When companies cross the line, Elizabeth Palermo insists that they should be prepared for consumers to push back. She reports, “A new study suggests that brands can take this kind of targeted identity marketing too far and, in the process, isolate the very demographics they wish to woo.” [“When Consumers Rebel: How Targeted Marketing Can Backfire,” Fox Business, 22 April 2014] Palermo continues:
“The study — conducted by researchers at Dartmouth College, the Wharton School of the University of Pennsylvania and New York University — explores what happens when identity marketing misses the mark. The researchers concluded that, in certain scenarios, consumers feel that brands are too pushy in their marketing campaigns when they explicitly tell customers what to buy or how to behave. In these situations, consumers are actually less likely to want to buy the product being advertised, the study found. ‘While people may be drawn to brands that fit their identity, they are also more likely to desire a sense of ownership and freedom in how they express that identity,’ wrote Amit Bhattacharjee, Jonah Berger and Geeta Menon, co-authors of the study. ‘Identity marketing that explicitly links a person’s identity with a brand purchase may actually undermine that sense of freedom and backfire.'”
There is evidence that consumers want retailers and manufacturers to know something about them so that they aren’t flooded with offers that have no appeal to them. On the other hand, consumers can feel that their personal space has been violated if those offers are too individualized. Palermo reports, “The advertisements that explicitly linked a brand with a particular identity were found to be a big turnoff for consumers for whom that identity was important. In fact, some participants who associated strongly with one of the targeted identities reported that they were actually less likely to buy a company’s product after viewing identity-explicit advertisements.”
Industry associations believe that, as a whole, data brokers have acted responsibly and insist that self-regulation is working. Stuart P. Ingis, general counsel for the Direct Marketing Association, told Timberg that “the industry helps prevent consumer fraud and improves the effectiveness of online advertising — the main revenue source for free services, such as e-mail and social-networking sites. He said the FTC’s inability to find documented abuse of personal information suggests that data brokers should continue operating through self-regulation rather than new government intervention.” Ingis is joined in his opinion by the Software & Information Industry Association. Timberg reports that the Association “endorsed the FTC’s call for greater transparency but warned that new legislation would struggle to keep up with the pace of innovation online.”
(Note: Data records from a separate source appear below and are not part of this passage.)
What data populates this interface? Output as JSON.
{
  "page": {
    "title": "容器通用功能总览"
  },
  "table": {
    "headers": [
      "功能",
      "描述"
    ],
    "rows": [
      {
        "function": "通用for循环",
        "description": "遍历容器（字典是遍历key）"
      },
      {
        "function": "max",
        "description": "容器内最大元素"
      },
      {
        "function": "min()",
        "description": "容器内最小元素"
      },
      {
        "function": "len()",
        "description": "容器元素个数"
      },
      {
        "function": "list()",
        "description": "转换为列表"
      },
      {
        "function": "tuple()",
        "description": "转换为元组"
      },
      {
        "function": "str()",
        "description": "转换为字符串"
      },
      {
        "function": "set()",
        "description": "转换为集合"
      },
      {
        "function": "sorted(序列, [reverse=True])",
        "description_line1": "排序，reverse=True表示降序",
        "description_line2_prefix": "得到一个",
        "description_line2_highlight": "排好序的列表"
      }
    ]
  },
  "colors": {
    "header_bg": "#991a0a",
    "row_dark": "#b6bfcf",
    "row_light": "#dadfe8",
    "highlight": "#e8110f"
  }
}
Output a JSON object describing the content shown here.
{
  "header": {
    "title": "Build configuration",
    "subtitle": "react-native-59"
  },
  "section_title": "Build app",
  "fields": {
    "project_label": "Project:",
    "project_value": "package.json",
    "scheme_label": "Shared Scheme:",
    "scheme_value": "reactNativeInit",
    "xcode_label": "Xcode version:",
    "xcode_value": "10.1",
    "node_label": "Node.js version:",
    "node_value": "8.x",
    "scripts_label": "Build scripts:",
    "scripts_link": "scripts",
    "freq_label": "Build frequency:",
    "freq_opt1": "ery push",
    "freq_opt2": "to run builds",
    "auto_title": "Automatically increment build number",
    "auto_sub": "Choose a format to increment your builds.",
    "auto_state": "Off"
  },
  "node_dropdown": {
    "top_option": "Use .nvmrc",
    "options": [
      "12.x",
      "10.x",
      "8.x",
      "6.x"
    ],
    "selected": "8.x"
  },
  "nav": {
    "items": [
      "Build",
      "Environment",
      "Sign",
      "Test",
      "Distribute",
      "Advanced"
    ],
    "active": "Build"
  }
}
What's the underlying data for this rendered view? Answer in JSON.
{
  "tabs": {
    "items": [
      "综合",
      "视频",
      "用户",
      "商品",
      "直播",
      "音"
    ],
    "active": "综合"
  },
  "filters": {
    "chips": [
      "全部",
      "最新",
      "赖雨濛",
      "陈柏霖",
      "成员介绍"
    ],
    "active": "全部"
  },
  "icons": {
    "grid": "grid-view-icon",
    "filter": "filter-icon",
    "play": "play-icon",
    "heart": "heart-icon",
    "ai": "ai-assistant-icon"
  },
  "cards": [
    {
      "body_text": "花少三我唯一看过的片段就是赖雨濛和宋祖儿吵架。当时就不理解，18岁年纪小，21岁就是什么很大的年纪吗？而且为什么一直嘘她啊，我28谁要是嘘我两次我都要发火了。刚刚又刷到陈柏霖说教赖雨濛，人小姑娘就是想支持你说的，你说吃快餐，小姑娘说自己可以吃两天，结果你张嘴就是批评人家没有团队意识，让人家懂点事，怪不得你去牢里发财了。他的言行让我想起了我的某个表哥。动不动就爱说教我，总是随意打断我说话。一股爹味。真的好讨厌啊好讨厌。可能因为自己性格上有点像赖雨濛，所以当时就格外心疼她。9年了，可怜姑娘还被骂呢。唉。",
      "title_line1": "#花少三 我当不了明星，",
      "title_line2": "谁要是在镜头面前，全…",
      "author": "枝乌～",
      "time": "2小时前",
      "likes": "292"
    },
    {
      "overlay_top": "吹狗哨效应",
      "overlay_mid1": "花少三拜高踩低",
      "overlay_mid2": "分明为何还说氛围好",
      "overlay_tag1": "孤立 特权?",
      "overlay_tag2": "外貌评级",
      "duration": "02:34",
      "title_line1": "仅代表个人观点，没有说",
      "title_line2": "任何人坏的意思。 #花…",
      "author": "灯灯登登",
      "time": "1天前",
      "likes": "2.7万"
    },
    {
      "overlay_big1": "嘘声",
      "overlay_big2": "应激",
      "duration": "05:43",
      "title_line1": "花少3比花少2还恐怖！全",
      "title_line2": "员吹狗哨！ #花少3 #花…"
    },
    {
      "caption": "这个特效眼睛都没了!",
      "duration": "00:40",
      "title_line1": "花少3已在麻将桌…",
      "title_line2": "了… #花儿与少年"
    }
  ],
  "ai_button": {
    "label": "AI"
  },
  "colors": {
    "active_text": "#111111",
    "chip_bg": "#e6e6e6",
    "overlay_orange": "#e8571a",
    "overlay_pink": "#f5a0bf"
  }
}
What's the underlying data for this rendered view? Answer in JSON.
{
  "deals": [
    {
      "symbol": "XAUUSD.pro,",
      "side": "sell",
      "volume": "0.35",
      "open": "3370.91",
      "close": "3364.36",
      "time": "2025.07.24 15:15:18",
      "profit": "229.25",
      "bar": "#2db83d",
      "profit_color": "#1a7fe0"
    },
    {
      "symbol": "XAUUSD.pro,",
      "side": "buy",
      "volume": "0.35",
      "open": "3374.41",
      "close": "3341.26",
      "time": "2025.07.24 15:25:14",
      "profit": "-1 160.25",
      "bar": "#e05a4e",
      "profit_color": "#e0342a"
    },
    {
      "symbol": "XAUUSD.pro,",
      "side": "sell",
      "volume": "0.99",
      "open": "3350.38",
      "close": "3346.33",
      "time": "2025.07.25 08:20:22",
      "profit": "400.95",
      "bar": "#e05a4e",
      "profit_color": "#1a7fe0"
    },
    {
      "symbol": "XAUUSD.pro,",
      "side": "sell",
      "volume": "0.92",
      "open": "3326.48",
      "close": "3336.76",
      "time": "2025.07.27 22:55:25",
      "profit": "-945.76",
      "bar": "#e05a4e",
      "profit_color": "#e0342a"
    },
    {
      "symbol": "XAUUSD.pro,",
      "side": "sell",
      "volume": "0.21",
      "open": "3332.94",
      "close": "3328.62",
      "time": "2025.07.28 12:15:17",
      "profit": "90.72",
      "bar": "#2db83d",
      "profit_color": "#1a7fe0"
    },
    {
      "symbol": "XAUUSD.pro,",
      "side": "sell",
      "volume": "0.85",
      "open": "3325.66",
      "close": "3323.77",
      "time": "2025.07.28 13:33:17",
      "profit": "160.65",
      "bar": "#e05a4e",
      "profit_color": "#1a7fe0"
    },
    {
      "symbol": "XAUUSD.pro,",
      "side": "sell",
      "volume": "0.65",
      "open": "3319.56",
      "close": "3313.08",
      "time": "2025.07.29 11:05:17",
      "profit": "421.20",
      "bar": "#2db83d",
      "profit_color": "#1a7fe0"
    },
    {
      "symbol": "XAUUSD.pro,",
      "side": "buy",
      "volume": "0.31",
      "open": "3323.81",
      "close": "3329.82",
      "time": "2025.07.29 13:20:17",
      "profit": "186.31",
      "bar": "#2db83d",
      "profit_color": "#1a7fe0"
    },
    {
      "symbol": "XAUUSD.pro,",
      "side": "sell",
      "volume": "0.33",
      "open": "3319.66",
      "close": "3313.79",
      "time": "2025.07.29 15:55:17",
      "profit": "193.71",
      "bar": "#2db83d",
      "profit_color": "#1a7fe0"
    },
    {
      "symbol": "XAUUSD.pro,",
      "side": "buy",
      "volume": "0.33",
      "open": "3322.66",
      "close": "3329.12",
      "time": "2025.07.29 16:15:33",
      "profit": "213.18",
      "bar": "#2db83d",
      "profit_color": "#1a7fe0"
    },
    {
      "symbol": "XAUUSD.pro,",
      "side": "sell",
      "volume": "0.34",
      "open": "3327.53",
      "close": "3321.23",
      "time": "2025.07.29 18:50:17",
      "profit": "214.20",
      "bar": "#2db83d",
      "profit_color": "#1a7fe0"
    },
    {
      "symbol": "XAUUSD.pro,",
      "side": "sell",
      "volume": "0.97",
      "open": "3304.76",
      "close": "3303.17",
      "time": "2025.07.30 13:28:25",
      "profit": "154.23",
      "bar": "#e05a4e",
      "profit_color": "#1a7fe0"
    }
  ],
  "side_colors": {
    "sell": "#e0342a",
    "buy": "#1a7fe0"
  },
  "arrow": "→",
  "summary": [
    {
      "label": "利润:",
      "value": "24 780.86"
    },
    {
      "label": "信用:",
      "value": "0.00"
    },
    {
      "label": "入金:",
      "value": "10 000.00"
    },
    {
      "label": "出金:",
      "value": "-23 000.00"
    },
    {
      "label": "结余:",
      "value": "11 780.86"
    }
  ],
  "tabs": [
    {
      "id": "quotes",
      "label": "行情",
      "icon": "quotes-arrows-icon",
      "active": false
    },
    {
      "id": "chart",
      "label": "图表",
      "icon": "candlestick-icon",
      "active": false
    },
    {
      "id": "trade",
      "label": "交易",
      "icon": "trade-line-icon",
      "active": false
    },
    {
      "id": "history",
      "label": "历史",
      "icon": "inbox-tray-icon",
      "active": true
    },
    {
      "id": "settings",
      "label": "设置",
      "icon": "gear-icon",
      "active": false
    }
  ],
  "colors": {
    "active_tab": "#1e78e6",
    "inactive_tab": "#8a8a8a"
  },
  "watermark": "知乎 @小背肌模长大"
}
Frankly, the Association is correct. Regulation has never been able to keep pace with technology. If, however, the industry abuses the technologies it relies on, it can expect an outcry from the public that will force politicians to pass legislation that will be to no one’s liking or benefit. The industry would do well to listen to consumer advocacy groups and adopt some of the recommendations they suggest. We all like friends but no one likes the creepy stranger who seems to be stalking them.